▶ Work instructions:
Pull every line containing "number" from the entries.

▶ Material supplied:
┄┄┄┄┄┄
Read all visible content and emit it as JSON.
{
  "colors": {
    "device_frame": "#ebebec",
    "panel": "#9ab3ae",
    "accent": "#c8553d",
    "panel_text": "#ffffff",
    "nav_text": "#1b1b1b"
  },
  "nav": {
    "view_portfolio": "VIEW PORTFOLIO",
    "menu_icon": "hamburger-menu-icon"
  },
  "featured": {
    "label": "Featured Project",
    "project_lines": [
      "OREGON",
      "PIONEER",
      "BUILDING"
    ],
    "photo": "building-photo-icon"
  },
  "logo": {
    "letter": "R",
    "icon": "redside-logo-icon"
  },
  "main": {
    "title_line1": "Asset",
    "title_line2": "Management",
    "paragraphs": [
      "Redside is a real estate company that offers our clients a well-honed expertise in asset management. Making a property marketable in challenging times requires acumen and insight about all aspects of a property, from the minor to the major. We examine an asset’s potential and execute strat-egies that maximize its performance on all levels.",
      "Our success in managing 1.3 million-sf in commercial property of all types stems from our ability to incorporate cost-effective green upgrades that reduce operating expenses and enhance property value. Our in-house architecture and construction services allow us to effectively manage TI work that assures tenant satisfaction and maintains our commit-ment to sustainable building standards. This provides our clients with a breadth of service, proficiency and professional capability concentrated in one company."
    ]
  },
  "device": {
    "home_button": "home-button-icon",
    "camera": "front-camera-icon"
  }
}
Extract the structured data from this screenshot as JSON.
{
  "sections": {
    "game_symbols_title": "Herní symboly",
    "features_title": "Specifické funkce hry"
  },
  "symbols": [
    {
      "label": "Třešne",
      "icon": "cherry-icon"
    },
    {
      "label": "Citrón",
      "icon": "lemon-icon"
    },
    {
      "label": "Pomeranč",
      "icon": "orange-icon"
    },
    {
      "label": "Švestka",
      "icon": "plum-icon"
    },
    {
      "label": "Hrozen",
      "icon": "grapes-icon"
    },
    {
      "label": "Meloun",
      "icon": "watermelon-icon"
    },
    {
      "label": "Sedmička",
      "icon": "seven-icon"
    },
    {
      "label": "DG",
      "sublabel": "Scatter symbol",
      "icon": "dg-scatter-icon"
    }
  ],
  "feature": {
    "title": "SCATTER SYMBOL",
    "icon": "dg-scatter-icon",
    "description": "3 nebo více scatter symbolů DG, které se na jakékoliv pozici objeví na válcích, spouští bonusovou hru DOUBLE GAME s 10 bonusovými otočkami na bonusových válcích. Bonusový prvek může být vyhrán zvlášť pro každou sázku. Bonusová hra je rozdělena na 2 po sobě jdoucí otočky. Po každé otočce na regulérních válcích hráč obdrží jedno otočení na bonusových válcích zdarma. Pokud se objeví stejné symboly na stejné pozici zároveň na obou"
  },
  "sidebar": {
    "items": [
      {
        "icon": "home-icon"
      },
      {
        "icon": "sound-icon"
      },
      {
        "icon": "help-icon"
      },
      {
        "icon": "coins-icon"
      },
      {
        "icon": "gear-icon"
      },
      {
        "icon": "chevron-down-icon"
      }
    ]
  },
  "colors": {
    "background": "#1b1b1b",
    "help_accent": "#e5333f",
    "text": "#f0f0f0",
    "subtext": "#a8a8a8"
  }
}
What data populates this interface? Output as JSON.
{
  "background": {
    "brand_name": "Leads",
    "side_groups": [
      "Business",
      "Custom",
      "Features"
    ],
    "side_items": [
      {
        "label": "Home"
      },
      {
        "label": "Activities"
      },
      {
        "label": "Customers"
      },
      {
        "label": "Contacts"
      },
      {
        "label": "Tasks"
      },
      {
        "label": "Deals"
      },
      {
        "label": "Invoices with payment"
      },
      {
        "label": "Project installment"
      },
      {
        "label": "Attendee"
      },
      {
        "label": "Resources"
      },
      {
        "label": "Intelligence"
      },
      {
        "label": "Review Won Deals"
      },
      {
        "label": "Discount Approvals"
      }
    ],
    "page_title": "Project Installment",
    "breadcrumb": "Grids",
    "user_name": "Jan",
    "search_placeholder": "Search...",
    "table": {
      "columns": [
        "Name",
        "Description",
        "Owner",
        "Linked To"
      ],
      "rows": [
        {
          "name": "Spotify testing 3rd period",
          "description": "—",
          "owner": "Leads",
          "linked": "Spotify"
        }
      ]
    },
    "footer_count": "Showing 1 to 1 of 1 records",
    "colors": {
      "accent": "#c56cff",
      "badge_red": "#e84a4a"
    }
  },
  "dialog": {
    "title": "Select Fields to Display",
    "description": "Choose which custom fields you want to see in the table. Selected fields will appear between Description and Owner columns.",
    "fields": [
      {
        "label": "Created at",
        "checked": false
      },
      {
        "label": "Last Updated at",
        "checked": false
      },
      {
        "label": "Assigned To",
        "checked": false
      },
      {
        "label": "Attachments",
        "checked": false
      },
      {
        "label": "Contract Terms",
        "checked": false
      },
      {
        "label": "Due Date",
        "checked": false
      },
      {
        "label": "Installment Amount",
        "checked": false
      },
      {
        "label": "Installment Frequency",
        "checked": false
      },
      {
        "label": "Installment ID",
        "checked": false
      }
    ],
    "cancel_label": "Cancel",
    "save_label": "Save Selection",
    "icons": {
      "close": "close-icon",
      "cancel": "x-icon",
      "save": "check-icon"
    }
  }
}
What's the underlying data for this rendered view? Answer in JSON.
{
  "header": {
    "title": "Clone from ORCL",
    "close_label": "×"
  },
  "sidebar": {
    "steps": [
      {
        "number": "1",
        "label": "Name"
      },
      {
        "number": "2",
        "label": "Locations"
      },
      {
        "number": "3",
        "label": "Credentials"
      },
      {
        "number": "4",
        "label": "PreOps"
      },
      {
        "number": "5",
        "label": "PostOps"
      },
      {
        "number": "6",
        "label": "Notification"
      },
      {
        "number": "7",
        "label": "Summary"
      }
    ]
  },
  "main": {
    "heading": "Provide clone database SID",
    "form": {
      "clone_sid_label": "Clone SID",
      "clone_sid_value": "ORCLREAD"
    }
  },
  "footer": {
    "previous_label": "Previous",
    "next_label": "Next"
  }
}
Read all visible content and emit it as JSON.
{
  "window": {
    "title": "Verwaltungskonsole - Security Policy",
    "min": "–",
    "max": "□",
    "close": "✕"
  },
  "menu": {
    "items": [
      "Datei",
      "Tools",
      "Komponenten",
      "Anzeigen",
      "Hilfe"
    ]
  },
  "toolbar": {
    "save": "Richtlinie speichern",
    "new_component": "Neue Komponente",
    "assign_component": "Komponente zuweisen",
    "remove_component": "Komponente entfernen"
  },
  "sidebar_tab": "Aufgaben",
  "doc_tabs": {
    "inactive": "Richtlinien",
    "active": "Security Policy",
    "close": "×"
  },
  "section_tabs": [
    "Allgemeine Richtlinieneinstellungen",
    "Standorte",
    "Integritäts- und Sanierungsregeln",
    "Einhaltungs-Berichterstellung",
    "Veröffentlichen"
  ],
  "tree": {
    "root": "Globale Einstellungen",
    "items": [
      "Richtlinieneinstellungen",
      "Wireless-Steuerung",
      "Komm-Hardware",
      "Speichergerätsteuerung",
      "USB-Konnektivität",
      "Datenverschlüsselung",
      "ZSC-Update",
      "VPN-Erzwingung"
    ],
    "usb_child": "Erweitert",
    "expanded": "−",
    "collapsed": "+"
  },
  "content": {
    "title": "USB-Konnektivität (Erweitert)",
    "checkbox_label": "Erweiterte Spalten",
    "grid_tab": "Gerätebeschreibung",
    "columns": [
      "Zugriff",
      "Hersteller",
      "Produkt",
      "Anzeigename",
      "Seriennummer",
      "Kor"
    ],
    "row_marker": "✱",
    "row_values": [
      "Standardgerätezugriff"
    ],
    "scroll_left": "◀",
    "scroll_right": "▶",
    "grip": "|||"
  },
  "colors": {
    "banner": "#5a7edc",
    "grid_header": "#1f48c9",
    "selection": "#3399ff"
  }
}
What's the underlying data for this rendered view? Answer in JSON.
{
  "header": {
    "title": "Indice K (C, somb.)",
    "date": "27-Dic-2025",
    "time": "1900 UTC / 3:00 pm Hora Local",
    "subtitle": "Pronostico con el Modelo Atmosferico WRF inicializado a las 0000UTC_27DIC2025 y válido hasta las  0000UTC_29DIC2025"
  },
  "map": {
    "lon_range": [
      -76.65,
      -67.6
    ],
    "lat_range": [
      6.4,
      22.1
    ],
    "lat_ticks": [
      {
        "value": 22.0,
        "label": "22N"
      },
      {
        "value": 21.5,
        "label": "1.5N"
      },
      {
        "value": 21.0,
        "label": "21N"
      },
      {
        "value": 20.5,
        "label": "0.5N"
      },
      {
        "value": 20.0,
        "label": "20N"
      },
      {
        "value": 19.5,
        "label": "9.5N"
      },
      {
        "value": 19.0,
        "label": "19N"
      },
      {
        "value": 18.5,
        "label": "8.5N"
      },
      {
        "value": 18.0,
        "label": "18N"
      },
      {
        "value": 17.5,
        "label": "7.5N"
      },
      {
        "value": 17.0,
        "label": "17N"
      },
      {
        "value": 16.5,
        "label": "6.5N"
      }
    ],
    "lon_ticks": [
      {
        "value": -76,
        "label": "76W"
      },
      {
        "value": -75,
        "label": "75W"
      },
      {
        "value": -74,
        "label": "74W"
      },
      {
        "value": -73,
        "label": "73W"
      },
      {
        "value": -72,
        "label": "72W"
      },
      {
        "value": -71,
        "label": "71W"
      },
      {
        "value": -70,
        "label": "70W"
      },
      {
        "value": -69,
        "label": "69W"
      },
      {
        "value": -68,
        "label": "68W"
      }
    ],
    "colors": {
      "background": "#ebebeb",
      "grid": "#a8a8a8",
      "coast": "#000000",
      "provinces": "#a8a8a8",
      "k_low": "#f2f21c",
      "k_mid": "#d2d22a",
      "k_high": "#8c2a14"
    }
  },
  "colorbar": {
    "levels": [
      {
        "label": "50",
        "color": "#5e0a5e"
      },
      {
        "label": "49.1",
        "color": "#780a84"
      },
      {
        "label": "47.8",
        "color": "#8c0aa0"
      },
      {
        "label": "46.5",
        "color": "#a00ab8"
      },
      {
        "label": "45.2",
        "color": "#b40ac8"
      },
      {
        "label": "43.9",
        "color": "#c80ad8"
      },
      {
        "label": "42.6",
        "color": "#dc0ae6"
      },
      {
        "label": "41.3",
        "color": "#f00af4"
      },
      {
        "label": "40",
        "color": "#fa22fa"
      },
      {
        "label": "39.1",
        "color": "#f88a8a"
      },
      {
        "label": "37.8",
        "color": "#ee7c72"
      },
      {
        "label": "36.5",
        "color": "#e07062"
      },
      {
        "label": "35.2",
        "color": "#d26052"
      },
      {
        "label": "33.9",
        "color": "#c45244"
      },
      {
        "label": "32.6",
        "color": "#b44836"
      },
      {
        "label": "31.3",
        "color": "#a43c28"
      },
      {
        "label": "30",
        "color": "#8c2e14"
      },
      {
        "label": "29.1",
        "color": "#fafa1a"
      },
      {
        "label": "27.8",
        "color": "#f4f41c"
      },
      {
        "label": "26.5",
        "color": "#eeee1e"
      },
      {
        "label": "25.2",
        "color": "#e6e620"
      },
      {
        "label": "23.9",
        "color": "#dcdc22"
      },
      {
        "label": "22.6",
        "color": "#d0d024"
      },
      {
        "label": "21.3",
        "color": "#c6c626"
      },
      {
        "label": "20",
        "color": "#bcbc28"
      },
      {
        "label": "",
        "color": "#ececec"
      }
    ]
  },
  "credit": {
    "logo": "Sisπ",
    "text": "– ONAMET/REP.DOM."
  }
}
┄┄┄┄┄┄
▶ Finished task:
        "number": "1",
        "number": "2",
        "number": "3",
        "number": "4",
        "number": "5",
        "number": "6",
        "number": "7",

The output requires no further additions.